TASK TO COMPLETE
Because the copy must hold no pictures, return the data below with all of its words intact.

INPUT FOR THIS TASK
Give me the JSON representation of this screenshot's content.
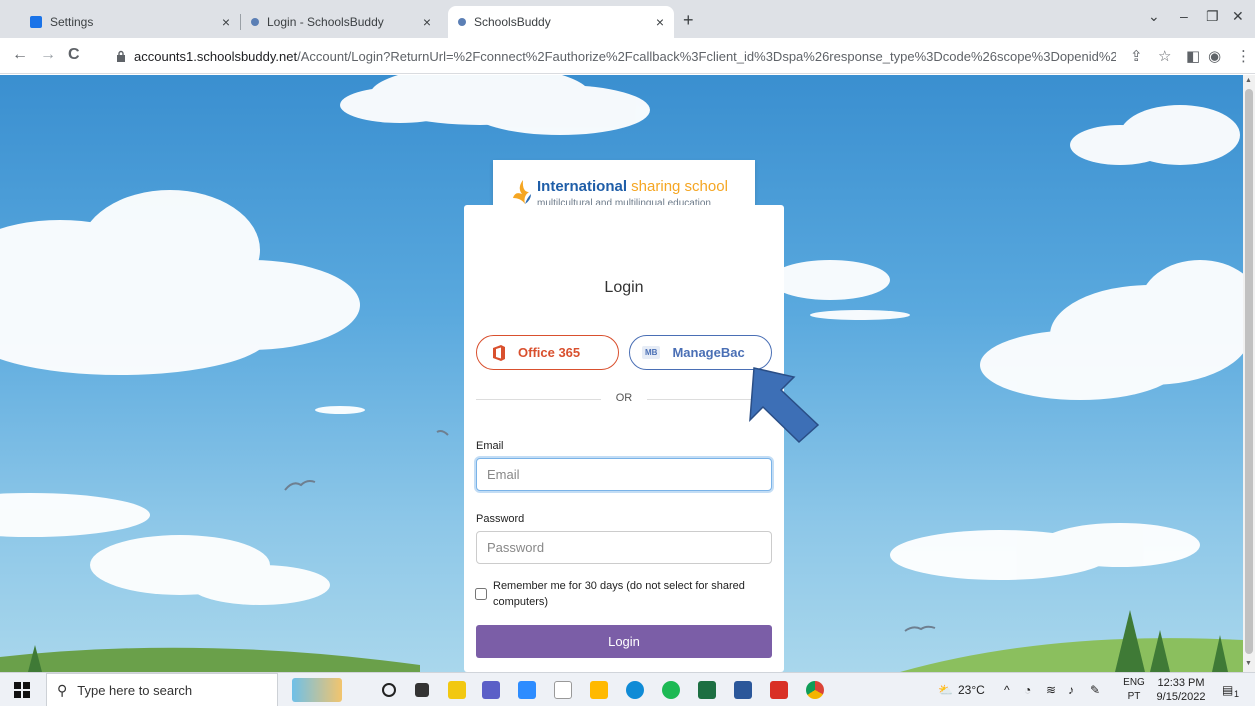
{
  "browser": {
    "tabs": [
      {
        "title": "Settings",
        "favicon_color": "#1a73e8"
      },
      {
        "title": "Login - SchoolsBuddy",
        "favicon_color": "#5b7fb5"
      },
      {
        "title": "SchoolsBuddy",
        "favicon_color": "#5b7fb5"
      }
    ],
    "close_glyph": "×",
    "new_tab_glyph": "+",
    "url_host": "accounts1.schoolsbuddy.net",
    "url_path": "/Account/Login?ReturnUrl=%2Fconnect%2Fauthorize%2Fcallback%3Fclient_id%3Dspa%26response_type%3Dcode%26scope%3Dopenid%2...",
    "nav": {
      "back": "←",
      "forward": "→",
      "reload": "C"
    },
    "toolbar_icons": {
      "share": "⇪",
      "star": "☆",
      "sidepanel": "◧",
      "profile": "◉",
      "menu": "⋮"
    },
    "window_controls": {
      "dropdown": "⌄",
      "minimize": "–",
      "restore": "❐",
      "close": "✕"
    }
  },
  "school": {
    "name_part1": "International",
    "name_part2": " sharing school",
    "tagline": "multilcultural and multilingual education"
  },
  "login": {
    "title": "Login",
    "office_label": "Office 365",
    "managebac_label": "ManageBac",
    "managebac_badge": "MB",
    "or_text": "OR",
    "email_label": "Email",
    "email_placeholder": "Email",
    "password_label": "Password",
    "password_placeholder": "Password",
    "remember_text": "Remember me for 30 days (do not select for shared computers)",
    "login_button": "Login"
  },
  "colors": {
    "office": "#d9502e",
    "managebac": "#4a6fb5",
    "login_button": "#7b5ea7",
    "arrow": "#3d6fb6"
  },
  "taskbar": {
    "search_placeholder": "Type here to search",
    "weather": "23°C",
    "lang_top": "ENG",
    "lang_bottom": "PT",
    "time": "12:33 PM",
    "date": "9/15/2022",
    "notification_count": "1"
  }
}
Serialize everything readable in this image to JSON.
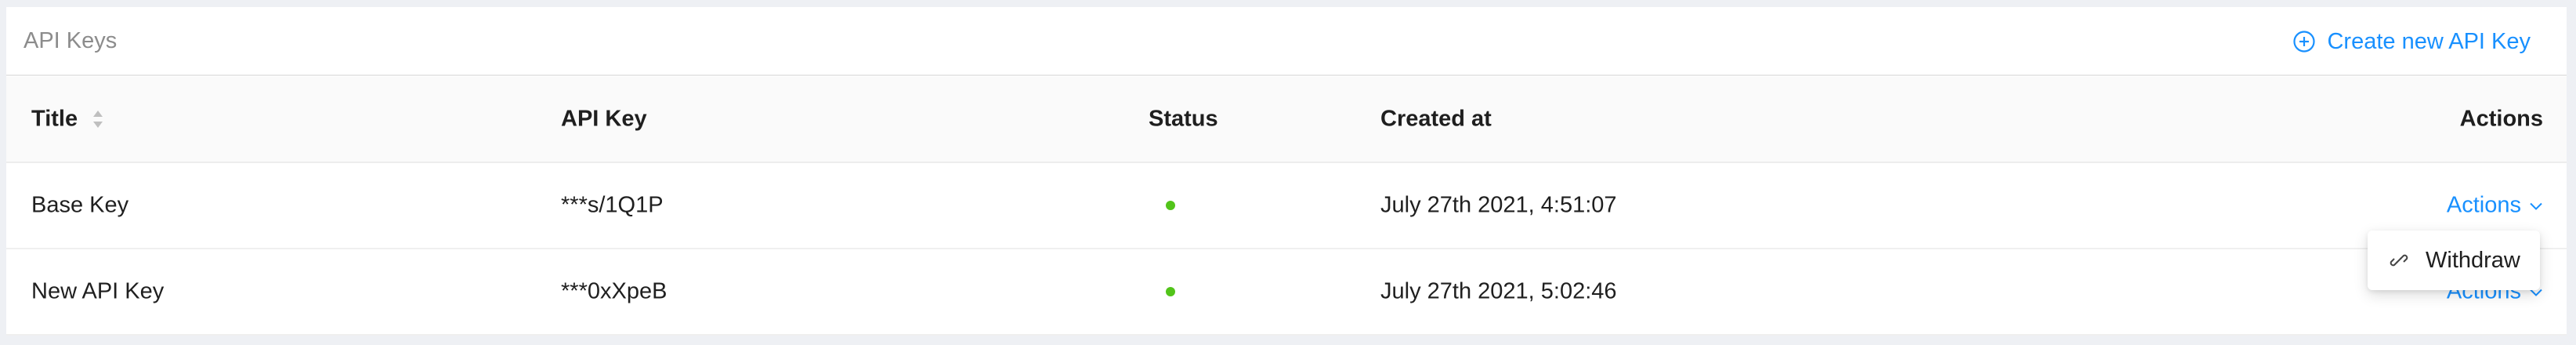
{
  "header": {
    "title": "API Keys",
    "create_label": "Create new API Key",
    "create_icon": "plus-circle-icon"
  },
  "table": {
    "columns": [
      "Title",
      "API Key",
      "Status",
      "Created at",
      "Actions"
    ],
    "rows": [
      {
        "title": "Base Key",
        "api_key": "***s/1Q1P",
        "status": "active",
        "created_at": "July 27th 2021, 4:51:07",
        "actions_label": "Actions"
      },
      {
        "title": "New API Key",
        "api_key": "***0xXpeB",
        "status": "active",
        "created_at": "July 27th 2021, 5:02:46",
        "actions_label": "Actions"
      }
    ]
  },
  "dropdown": {
    "items": [
      {
        "label": "Withdraw",
        "icon": "unlink-icon"
      }
    ]
  },
  "colors": {
    "accent": "#1890ff",
    "status_active": "#52c41a",
    "page_bg": "#eef0f4"
  }
}
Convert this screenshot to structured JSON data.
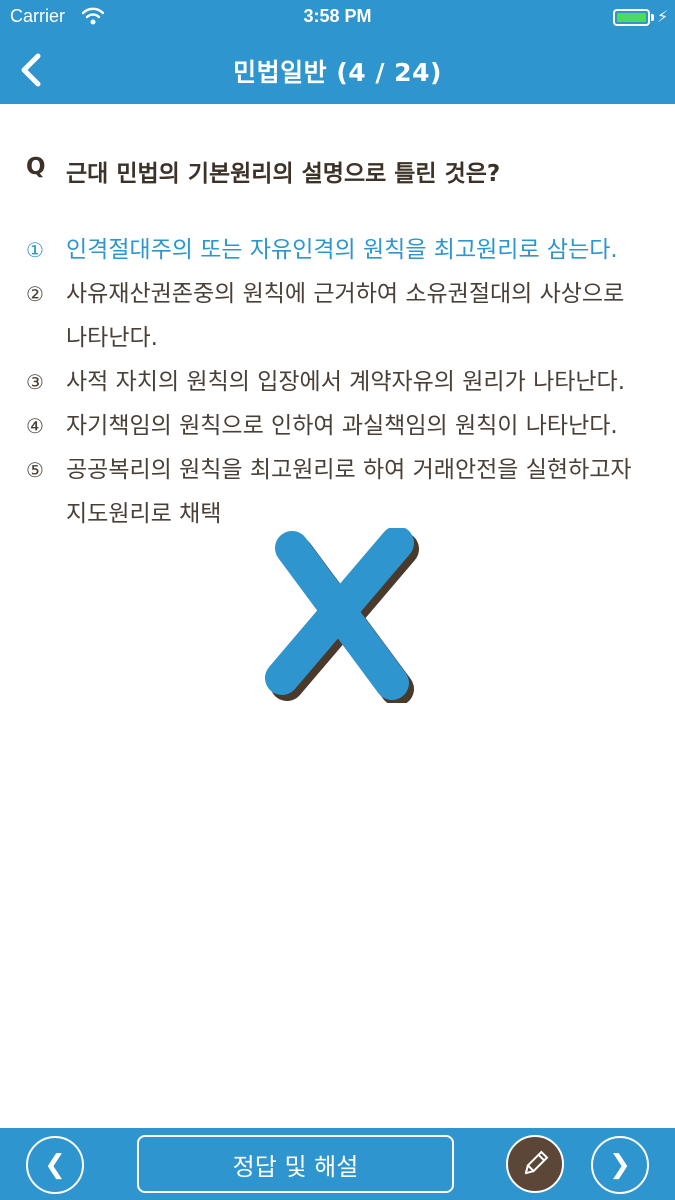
{
  "status_bar": {
    "carrier": "Carrier",
    "time": "3:58 PM"
  },
  "header": {
    "title": "민법일반 (4 / 24)",
    "back_icon": "chevron-left-icon"
  },
  "question": {
    "label": "Q",
    "text": "근대 민법의 기본원리의 설명으로 틀린 것은?"
  },
  "choices": [
    {
      "num": "①",
      "text": "인격절대주의 또는 자유인격의 원칙을 최고원리로 삼는다."
    },
    {
      "num": "②",
      "text": "사유재산권존중의 원칙에 근거하여 소유권절대의 사상으로 나타난다."
    },
    {
      "num": "③",
      "text": "사적 자치의 원칙의 입장에서 계약자유의 원리가 나타난다."
    },
    {
      "num": "④",
      "text": "자기책임의 원칙으로 인하여 과실책임의 원칙이 나타난다."
    },
    {
      "num": "⑤",
      "text": "공공복리의 원칙을 최고원리로 하여 거래안전을 실현하고자 지도원리로 채택"
    }
  ],
  "highlighted_choice": 1,
  "result_mark": "wrong-x-icon",
  "colors": {
    "accent": "#2e95cf",
    "text": "#4a4038",
    "memo": "#5b4637",
    "battery": "#4cd964"
  },
  "toolbar": {
    "prev_label": "❮",
    "answer_label": "정답 및 해설",
    "next_label": "❯",
    "memo_icon": "pencil-icon"
  }
}
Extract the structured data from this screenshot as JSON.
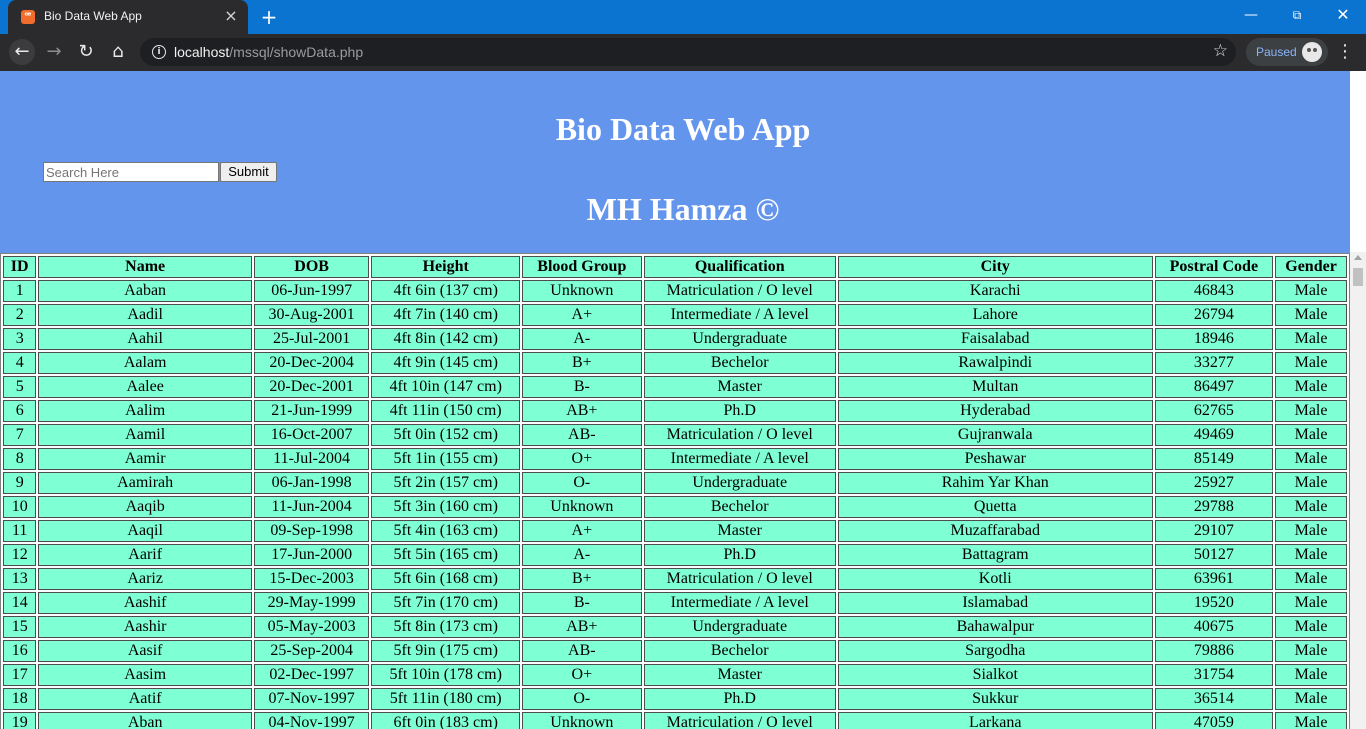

RESPONSE
Give me the JSON representation of this screenshot's content.
{
  "browser": {
    "tabs": [
      {
        "title": "Settings",
        "favicon_color": "#1a73e8"
      },
      {
        "title": "Login - SchoolsBuddy",
        "favicon_color": "#5b7fb5"
      },
      {
        "title": "SchoolsBuddy",
        "favicon_color": "#5b7fb5"
      }
    ],
    "close_glyph": "×",
    "new_tab_glyph": "+",
    "url_host": "accounts1.schoolsbuddy.net",
    "url_path": "/Account/Login?ReturnUrl=%2Fconnect%2Fauthorize%2Fcallback%3Fclient_id%3Dspa%26response_type%3Dcode%26scope%3Dopenid%2...",
    "nav": {
      "back": "←",
      "forward": "→",
      "reload": "C"
    },
    "toolbar_icons": {
      "share": "⇪",
      "star": "☆",
      "sidepanel": "◧",
      "profile": "◉",
      "menu": "⋮"
    },
    "window_controls": {
      "dropdown": "⌄",
      "minimize": "–",
      "restore": "❐",
      "close": "✕"
    }
  },
  "school": {
    "name_part1": "International",
    "name_part2": " sharing school",
    "tagline": "multilcultural and multilingual education"
  },
  "login": {
    "title": "Login",
    "office_label": "Office 365",
    "managebac_label": "ManageBac",
    "managebac_badge": "MB",
    "or_text": "OR",
    "email_label": "Email",
    "email_placeholder": "Email",
    "password_label": "Password",
    "password_placeholder": "Password",
    "remember_text": "Remember me for 30 days (do not select for shared computers)",
    "login_button": "Login"
  },
  "colors": {
    "office": "#d9502e",
    "managebac": "#4a6fb5",
    "login_button": "#7b5ea7",
    "arrow": "#3d6fb6"
  },
  "taskbar": {
    "search_placeholder": "Type here to search",
    "weather": "23°C",
    "lang_top": "ENG",
    "lang_bottom": "PT",
    "time": "12:33 PM",
    "date": "9/15/2022",
    "notification_count": "1"
  }
}
Serialize everything readable in this image to JSON.
{
  "header": {
    "title": "API Keys",
    "create_label": "Create new API Key",
    "create_icon": "plus-circle-icon"
  },
  "table": {
    "columns": [
      "Title",
      "API Key",
      "Status",
      "Created at",
      "Actions"
    ],
    "rows": [
      {
        "title": "Base Key",
        "api_key": "***s/1Q1P",
        "status": "active",
        "created_at": "July 27th 2021, 4:51:07",
        "actions_label": "Actions"
      },
      {
        "title": "New API Key",
        "api_key": "***0xXpeB",
        "status": "active",
        "created_at": "July 27th 2021, 5:02:46",
        "actions_label": "Actions"
      }
    ]
  },
  "dropdown": {
    "items": [
      {
        "label": "Withdraw",
        "icon": "unlink-icon"
      }
    ]
  },
  "colors": {
    "accent": "#1890ff",
    "status_active": "#52c41a",
    "page_bg": "#eef0f4"
  }
}
Convert this screenshot to structured JSON data.
{
  "status_bar": {
    "carrier": "Carrier",
    "time": "3:58 PM"
  },
  "header": {
    "title": "민법일반 (4 / 24)",
    "back_icon": "chevron-left-icon"
  },
  "question": {
    "label": "Q",
    "text": "근대 민법의 기본원리의 설명으로 틀린 것은?"
  },
  "choices": [
    {
      "num": "①",
      "text": "인격절대주의 또는 자유인격의 원칙을 최고원리로 삼는다."
    },
    {
      "num": "②",
      "text": "사유재산권존중의 원칙에 근거하여 소유권절대의 사상으로 나타난다."
    },
    {
      "num": "③",
      "text": "사적 자치의 원칙의 입장에서 계약자유의 원리가 나타난다."
    },
    {
      "num": "④",
      "text": "자기책임의 원칙으로 인하여 과실책임의 원칙이 나타난다."
    },
    {
      "num": "⑤",
      "text": "공공복리의 원칙을 최고원리로 하여 거래안전을 실현하고자 지도원리로 채택"
    }
  ],
  "highlighted_choice": 1,
  "result_mark": "wrong-x-icon",
  "colors": {
    "accent": "#2e95cf",
    "text": "#4a4038",
    "memo": "#5b4637",
    "battery": "#4cd964"
  },
  "toolbar": {
    "prev_label": "❮",
    "answer_label": "정답 및 해설",
    "next_label": "❯",
    "memo_icon": "pencil-icon"
  }
}
Extract the structured data from this screenshot as JSON.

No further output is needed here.